History[edit]

Plaque erected on former site of the Phoenician Club, commemorating its history and its earlier functions

The premises opened as the Broadway Theatre in 1911, initially screening silent films. It was later rewired for sound when talking movies became widespread. Until its redevelopment in 2001, the building had been one of the oldest surviving purpose-built cinemas in Sydney. The building operated as a cinema until 1960.

The premises were run as a discothèque called Jonathan's Disco in the early 1970s and is notable in the history of the Australian pop band Sherbet, who played a formative eight-month residency there during 1970; it was here that they were first seen by their future manager Roger Davies.[citation needed] Sherbet shared residency at the venue with the group Fraternity.
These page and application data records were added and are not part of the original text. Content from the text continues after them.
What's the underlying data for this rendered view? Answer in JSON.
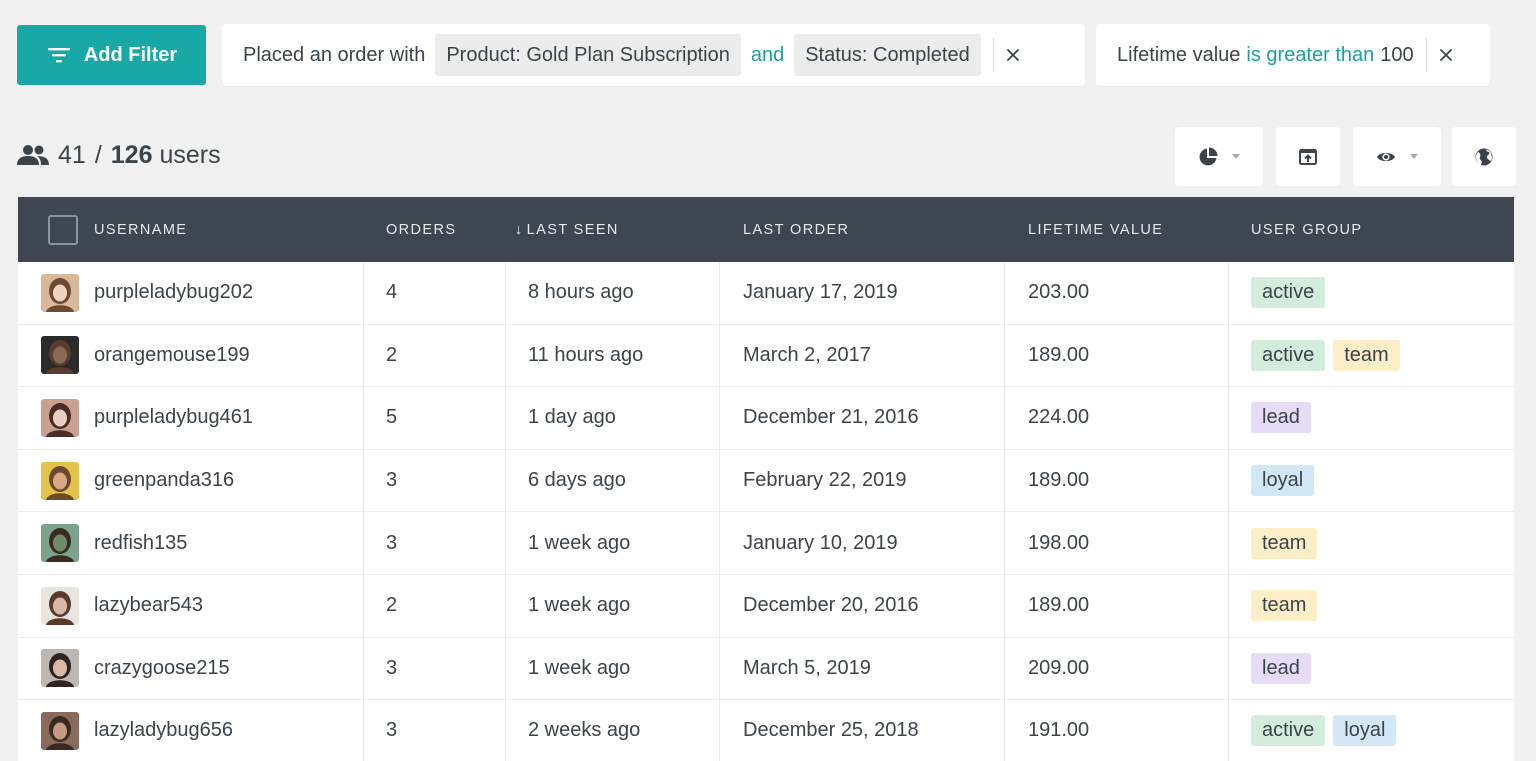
{
  "filters": {
    "add_label": "Add Filter",
    "filter1": {
      "prefix": "Placed an order with",
      "chip1": "Product: Gold Plan Subscription",
      "operator": "and",
      "chip2": "Status: Completed"
    },
    "filter2": {
      "field": "Lifetime value",
      "operator": "is greater than",
      "value": "100"
    }
  },
  "summary": {
    "shown": "41",
    "separator": "/",
    "total": "126",
    "unit": "users"
  },
  "toolbar": {
    "icons": [
      "pie-chart-icon",
      "export-icon",
      "eye-icon",
      "globe-icon"
    ]
  },
  "table": {
    "headers": {
      "username": "USERNAME",
      "orders": "ORDERS",
      "last_seen": "LAST SEEN",
      "sort_arrow": "↓",
      "last_order": "LAST ORDER",
      "lifetime_value": "LIFETIME VALUE",
      "user_group": "USER GROUP"
    },
    "rows": [
      {
        "username": "purpleladybug202",
        "orders": "4",
        "last_seen": "8 hours ago",
        "last_order": "January 17, 2019",
        "ltv": "203.00",
        "groups": [
          "active"
        ]
      },
      {
        "username": "orangemouse199",
        "orders": "2",
        "last_seen": "11 hours ago",
        "last_order": "March 2, 2017",
        "ltv": "189.00",
        "groups": [
          "active",
          "team"
        ]
      },
      {
        "username": "purpleladybug461",
        "orders": "5",
        "last_seen": "1 day ago",
        "last_order": "December 21, 2016",
        "ltv": "224.00",
        "groups": [
          "lead"
        ]
      },
      {
        "username": "greenpanda316",
        "orders": "3",
        "last_seen": "6 days ago",
        "last_order": "February 22, 2019",
        "ltv": "189.00",
        "groups": [
          "loyal"
        ]
      },
      {
        "username": "redfish135",
        "orders": "3",
        "last_seen": "1 week ago",
        "last_order": "January 10, 2019",
        "ltv": "198.00",
        "groups": [
          "team"
        ]
      },
      {
        "username": "lazybear543",
        "orders": "2",
        "last_seen": "1 week ago",
        "last_order": "December 20, 2016",
        "ltv": "189.00",
        "groups": [
          "team"
        ]
      },
      {
        "username": "crazygoose215",
        "orders": "3",
        "last_seen": "1 week ago",
        "last_order": "March 5, 2019",
        "ltv": "209.00",
        "groups": [
          "lead"
        ]
      },
      {
        "username": "lazyladybug656",
        "orders": "3",
        "last_seen": "2 weeks ago",
        "last_order": "December 25, 2018",
        "ltv": "191.00",
        "groups": [
          "active",
          "loyal"
        ]
      }
    ]
  },
  "colors": {
    "accent": "#19a8a8",
    "header_bg": "#3d4651",
    "tag_active": "#d3ecdc",
    "tag_team": "#fcefc7",
    "tag_lead": "#e6dcf7",
    "tag_loyal": "#d3e8f7"
  }
}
AC/DC also played at the venue during this period.[1] Following a fire at the premises, the building was re-opened as a ballroom for a short period in 1976. In 1980, Sydney City Council granted consent for the Maltese community to take over the premises as the Phoenician Club. By becoming a licensed venue, the premises' role as a major music venue in Sydney significantly expanded.[1] This gave the club a reliable source of revenue for its community activities.
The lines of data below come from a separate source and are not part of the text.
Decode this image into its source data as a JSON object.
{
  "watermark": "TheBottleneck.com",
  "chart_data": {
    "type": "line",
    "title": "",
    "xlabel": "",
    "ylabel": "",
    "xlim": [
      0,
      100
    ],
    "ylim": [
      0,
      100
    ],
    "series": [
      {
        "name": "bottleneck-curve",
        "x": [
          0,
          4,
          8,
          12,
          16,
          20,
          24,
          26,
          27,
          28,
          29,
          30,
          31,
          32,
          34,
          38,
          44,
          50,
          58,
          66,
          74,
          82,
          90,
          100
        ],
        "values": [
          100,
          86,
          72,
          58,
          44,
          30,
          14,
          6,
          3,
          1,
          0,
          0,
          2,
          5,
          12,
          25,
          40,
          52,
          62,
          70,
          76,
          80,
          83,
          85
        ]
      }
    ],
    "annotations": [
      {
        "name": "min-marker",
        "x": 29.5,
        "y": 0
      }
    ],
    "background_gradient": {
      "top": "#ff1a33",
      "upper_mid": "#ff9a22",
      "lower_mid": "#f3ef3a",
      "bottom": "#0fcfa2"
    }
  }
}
The Phoenician Club became a popular rock venue in the 1980s, hosting many concerts by both local and overseas groups. Simulations of Manchester techno dance parties were held at the club in 1991.[1] In January 1992, Nirvana played their first Australian show there.[2] It became the focus of a major public controversy in 1995 following the death of Sydney teenager Anna Wood, who died from a cerebral oedema after taking the drug ecstasy while attending a rave dance party at the venue. The club survived calls for it to be closed down in the ensuing public fall–out over Wood's death. Fines and restrictions imposed on it by the courts significantly reduced its role as a major music venue, however.[3] The club eventually closed down in 1998,[4] and it has since been redeveloped into residential and commercial premises.
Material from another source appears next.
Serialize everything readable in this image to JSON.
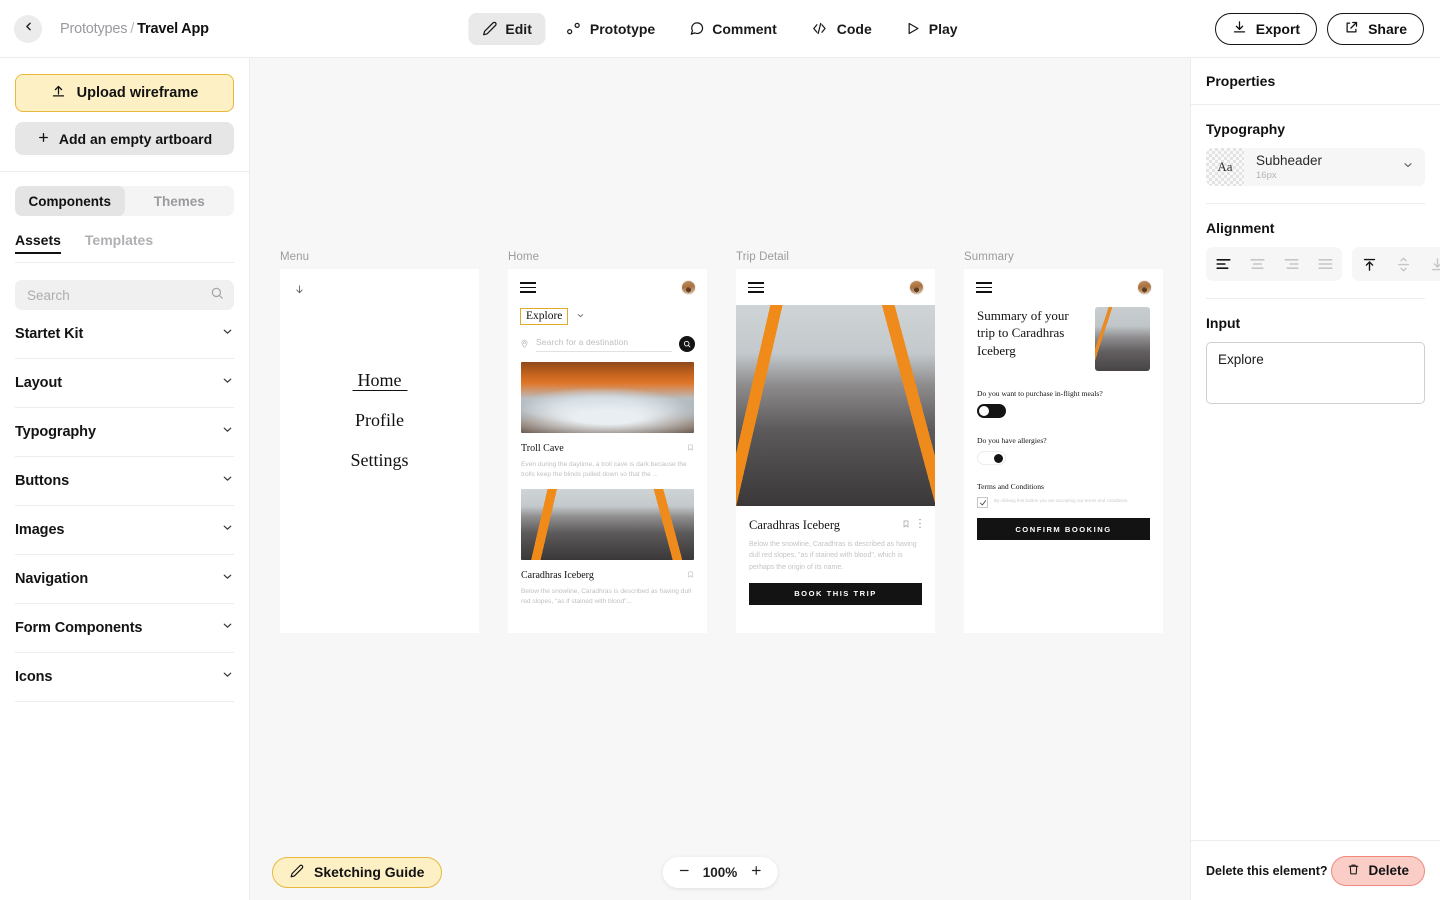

References[edit]

  1. ^ a b c d Homan, Shane (1998). "After the Law: The Phoenician Club, the Premier, and the Death of Anna Wood". pp. 4–5. Retrieved 2008-10-28 
  2. ^ http://www.livenirvana.com/tourhistory/
  3. ^ Homan, After the Law: The Phoenician Club, the Premier, and the Death of Anna Wood, pp. 24–25
  4. ^ Mark Caruana (2008). "Maltese". Dictionary of Sydney. Retrieved 5 November 2010. 

External links[edit]